Scenes like the movie’s ending are possibly what makes viewers who are accustomed to seeing aggressive men in film flinch when they see a woman inhabiting the same role. It is what makes the film so ultimately polarizing: Emily doesn’t take abuse quietly or turn the other cheek like “good women” are expected to do. Although she wavers throughout the film on whether to walk on eggshells trying to shrink herself for her partner, she finally chooses herself and owns her new position of power much like a “man” stereotypically would – with brutal force. She says, “You tried to ruin my job, my reputation…I want you to get on your fucking knees.” Because she is also the victim of chronic abuse, many viewers may find this scene cathartic. This final scene is both chilling and satisfying, with Emily brandishing a knife at Luke to make him apologize to her for raping her. She makes him beg for her mercy and tells him to wipe the floor that is still filled with his blood and get out. She leads him to believe that she wants to hold him accountable for the purpose of repairing the relationship: once she is satisfied that he has surrendered, she kicks him out. One viewer may see a woman (albeit somewhat destructively) empowering herself after taking figurative punch after punch from her abusive partner; another viewer who is not as well-versed in the dynamics of abuse may mistake this as a struggle between two narcissists rather than one. Either way, both types of viewers are challenged to ask, “Why is it worse when a woman does it than a man?” when it comes to both aggression and success.

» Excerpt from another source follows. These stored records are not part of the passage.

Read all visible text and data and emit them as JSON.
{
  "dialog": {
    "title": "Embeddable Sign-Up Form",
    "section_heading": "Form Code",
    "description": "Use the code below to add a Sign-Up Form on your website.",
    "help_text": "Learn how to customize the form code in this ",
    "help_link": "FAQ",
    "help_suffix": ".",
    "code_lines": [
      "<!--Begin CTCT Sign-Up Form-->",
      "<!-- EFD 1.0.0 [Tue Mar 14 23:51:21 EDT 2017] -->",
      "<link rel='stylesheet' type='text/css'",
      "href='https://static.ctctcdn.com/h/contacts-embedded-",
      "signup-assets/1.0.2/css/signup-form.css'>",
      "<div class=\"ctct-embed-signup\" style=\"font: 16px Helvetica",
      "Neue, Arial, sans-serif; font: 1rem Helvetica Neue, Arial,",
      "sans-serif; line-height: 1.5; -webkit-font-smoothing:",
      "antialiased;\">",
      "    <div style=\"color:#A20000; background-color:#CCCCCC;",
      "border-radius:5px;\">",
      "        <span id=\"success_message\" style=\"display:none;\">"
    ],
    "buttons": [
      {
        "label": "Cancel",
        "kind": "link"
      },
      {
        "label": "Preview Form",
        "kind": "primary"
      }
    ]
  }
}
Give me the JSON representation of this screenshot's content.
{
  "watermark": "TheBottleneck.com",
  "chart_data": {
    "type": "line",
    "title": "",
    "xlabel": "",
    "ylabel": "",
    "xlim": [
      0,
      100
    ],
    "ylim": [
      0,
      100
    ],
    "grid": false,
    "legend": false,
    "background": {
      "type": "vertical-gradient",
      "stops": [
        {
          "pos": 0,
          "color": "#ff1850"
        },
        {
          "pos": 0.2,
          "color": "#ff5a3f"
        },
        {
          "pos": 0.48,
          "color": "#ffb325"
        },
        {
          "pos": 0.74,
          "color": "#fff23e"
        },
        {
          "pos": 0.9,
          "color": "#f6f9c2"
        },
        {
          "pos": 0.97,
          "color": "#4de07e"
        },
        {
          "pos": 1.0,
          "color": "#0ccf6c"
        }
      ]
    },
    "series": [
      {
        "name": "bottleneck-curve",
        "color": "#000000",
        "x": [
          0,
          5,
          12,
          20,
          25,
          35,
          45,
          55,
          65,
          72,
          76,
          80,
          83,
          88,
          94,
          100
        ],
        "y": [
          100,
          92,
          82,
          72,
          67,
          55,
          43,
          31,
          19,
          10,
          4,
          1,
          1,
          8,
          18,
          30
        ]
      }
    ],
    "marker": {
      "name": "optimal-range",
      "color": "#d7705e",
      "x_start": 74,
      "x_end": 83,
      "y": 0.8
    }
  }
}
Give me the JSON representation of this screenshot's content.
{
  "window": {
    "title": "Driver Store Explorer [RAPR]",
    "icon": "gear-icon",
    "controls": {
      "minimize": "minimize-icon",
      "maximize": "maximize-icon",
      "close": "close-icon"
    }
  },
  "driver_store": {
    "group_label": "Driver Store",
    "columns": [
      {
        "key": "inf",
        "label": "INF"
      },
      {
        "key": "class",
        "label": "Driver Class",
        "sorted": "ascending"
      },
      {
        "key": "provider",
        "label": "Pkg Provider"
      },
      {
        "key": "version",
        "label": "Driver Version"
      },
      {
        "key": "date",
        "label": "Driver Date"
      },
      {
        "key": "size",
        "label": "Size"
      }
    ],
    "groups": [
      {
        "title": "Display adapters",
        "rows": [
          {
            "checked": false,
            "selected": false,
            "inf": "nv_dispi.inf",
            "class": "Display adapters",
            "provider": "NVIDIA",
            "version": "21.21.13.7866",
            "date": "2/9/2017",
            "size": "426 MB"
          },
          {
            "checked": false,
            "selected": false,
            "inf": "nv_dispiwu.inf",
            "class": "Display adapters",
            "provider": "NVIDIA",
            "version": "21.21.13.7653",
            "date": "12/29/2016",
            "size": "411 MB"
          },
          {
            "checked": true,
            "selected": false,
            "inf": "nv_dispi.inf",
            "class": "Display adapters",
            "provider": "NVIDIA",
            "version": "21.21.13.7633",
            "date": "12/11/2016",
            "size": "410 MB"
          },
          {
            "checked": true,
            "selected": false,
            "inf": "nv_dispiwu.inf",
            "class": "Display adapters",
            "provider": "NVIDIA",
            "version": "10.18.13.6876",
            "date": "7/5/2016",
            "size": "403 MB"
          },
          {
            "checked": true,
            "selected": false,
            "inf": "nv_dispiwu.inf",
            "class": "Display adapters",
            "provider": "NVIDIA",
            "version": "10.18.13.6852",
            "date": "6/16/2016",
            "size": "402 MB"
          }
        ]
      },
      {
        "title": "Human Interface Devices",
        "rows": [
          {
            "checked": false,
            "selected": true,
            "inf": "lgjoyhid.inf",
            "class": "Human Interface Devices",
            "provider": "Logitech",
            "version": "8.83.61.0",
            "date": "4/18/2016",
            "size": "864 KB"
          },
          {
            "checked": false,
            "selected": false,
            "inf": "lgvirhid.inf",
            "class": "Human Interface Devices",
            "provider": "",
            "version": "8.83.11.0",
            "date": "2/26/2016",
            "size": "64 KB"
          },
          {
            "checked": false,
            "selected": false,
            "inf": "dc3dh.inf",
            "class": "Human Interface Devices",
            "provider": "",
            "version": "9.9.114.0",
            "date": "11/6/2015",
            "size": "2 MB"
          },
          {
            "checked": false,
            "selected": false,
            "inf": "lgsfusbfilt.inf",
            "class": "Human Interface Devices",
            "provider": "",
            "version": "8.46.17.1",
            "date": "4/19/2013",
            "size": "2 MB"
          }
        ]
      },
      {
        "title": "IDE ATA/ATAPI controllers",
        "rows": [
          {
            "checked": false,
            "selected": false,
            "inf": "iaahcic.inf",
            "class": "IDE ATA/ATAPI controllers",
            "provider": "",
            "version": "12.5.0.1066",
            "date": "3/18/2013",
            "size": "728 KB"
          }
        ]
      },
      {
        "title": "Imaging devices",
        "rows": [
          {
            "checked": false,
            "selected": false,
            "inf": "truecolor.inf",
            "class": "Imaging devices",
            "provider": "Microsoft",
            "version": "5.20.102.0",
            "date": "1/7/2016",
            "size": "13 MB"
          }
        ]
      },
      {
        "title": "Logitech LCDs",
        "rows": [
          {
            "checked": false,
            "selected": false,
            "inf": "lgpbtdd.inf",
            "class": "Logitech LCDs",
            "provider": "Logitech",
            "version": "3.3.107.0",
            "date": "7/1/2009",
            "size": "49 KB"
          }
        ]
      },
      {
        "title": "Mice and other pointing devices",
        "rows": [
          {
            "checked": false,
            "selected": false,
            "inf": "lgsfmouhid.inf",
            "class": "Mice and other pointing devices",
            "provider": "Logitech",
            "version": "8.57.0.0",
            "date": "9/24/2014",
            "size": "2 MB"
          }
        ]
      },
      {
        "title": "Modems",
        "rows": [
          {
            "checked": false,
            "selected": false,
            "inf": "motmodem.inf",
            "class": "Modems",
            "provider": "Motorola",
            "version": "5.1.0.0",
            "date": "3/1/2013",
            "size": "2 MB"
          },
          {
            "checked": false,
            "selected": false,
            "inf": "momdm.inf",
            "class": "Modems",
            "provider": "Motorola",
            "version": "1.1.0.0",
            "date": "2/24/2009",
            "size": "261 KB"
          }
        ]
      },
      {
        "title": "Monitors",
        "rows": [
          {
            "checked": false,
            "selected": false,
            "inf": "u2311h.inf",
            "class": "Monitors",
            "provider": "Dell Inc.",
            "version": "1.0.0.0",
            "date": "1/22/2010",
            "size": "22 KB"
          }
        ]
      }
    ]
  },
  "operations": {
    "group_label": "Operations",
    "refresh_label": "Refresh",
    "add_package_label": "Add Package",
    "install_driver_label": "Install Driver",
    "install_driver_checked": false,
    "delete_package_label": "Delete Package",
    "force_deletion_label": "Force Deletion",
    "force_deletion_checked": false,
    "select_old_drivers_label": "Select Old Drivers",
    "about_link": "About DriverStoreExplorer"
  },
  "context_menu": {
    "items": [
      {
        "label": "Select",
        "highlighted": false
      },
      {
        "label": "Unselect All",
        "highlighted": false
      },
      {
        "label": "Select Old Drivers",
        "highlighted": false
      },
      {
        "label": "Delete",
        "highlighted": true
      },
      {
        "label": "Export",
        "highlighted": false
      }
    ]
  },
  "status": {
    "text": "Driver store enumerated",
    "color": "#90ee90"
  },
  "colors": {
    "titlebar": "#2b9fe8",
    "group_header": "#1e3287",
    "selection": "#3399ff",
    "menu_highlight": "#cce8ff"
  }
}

During this scene, Luke devolves from his aggression into seeming fragility as he sobs, confessing that he is nothing and will do everything to make the relationship work. This type of fawning behavior is usually portrayed in women working hard to maintain their relationships in most movies, but the roles are reversed here as well. Emily is the one who wants out for good; Luke is actually the one pretending to be macho and wants to fight for the relationship he himself sabotaged using pity ploys. However you may feel about this controversial film, it’s clear it has done what it has aimed to do: create a riveting dialogue about the different ways men and women demonstrate power in relationships and the workplace, and the double standards that women often have to grapple with when it comes to being the one in power.

About the author

Shahida Arabi

Shahida is a graduate of Harvard University and Columbia University. She is a published researcher and author of Power: Surviving and Thriving After Narcissistic Abuse and Breaking Trauma Bonds with Narcissists and Psychopaths. Her books have been translated into 16+ languages all over the world. Her work has been featured on Salon, HuffPost, Inc., Bustle, Psychology Today, Healthline, VICE, NYDaily News and more. For more inspiration and insight on manipulation and red flags, follow her on Instagram here.